* [Given data]
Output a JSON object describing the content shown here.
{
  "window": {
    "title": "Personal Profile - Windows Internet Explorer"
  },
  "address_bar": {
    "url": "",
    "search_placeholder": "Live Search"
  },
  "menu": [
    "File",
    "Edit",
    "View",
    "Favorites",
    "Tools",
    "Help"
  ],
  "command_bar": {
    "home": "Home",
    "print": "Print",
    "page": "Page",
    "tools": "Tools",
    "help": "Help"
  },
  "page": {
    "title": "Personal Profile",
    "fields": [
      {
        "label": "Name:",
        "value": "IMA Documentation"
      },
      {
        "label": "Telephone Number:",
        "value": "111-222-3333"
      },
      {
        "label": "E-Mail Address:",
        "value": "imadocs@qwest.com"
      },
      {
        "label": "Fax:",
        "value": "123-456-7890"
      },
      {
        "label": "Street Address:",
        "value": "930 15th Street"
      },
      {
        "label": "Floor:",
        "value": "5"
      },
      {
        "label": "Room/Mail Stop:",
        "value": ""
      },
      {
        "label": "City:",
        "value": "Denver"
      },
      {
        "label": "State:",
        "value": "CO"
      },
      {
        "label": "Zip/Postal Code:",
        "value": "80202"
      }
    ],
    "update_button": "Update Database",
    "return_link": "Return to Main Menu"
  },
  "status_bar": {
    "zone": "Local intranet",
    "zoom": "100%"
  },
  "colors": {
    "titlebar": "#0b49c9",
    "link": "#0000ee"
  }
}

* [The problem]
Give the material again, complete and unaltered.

* [Task output]
Output a JSON object describing the content shown here.
{
  "window": {
    "title": "Personal Profile - Windows Internet Explorer"
  },
  "address_bar": {
    "url": "",
    "search_placeholder": "Live Search"
  },
  "menu": [
    "File",
    "Edit",
    "View",
    "Favorites",
    "Tools",
    "Help"
  ],
  "command_bar": {
    "home": "Home",
    "print": "Print",
    "page": "Page",
    "tools": "Tools",
    "help": "Help"
  },
  "page": {
    "title": "Personal Profile",
    "fields": [
      {
        "label": "Name:",
        "value": "IMA Documentation"
      },
      {
        "label": "Telephone Number:",
        "value": "111-222-3333"
      },
      {
        "label": "E-Mail Address:",
        "value": "imadocs@qwest.com"
      },
      {
        "label": "Fax:",
        "value": "123-456-7890"
      },
      {
        "label": "Street Address:",
        "value": "930 15th Street"
      },
      {
        "label": "Floor:",
        "value": "5"
      },
      {
        "label": "Room/Mail Stop:",
        "value": ""
      },
      {
        "label": "City:",
        "value": "Denver"
      },
      {
        "label": "State:",
        "value": "CO"
      },
      {
        "label": "Zip/Postal Code:",
        "value": "80202"
      }
    ],
    "update_button": "Update Database",
    "return_link": "Return to Main Menu"
  },
  "status_bar": {
    "zone": "Local intranet",
    "zoom": "100%"
  },
  "colors": {
    "titlebar": "#0b49c9",
    "link": "#0000ee"
  }
}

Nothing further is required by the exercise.